Data about app and page elements
[Start of Attachment]

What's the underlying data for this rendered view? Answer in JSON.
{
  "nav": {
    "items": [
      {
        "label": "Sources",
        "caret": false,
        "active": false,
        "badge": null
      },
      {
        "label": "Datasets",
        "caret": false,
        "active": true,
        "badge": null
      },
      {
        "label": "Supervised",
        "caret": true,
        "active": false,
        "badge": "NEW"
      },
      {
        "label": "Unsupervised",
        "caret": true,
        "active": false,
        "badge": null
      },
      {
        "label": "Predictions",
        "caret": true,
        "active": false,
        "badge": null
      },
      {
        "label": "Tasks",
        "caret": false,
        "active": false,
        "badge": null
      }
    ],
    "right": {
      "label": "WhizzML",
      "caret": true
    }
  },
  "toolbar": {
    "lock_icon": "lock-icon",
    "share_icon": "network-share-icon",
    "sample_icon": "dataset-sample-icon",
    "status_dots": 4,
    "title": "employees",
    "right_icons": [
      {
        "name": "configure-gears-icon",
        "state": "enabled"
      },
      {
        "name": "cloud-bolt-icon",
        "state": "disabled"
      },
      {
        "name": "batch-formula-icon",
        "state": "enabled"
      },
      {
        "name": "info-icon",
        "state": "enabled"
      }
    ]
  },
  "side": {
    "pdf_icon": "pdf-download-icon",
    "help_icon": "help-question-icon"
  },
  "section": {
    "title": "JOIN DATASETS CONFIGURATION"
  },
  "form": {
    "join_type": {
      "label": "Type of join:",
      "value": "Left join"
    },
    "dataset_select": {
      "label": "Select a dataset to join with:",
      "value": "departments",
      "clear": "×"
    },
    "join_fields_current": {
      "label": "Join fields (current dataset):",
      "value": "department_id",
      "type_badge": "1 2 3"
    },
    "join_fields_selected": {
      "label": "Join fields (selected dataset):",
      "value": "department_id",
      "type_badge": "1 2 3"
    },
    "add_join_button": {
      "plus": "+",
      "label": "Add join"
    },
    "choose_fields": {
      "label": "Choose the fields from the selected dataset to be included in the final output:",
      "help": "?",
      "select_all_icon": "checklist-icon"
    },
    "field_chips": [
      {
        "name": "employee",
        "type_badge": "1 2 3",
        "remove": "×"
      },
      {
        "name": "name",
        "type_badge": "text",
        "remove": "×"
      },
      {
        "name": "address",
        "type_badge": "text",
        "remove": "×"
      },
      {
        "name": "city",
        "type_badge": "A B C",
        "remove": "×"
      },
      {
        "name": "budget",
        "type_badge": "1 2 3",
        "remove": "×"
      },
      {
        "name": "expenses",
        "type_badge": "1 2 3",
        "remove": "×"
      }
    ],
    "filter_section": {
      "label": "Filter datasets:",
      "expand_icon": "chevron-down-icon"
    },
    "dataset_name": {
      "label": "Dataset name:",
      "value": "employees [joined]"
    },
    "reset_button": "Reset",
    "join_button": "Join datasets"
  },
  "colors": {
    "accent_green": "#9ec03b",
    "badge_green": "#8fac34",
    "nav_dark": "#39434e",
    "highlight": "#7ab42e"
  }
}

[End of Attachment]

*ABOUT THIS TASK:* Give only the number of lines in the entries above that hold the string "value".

*TASK ANSWER:* 5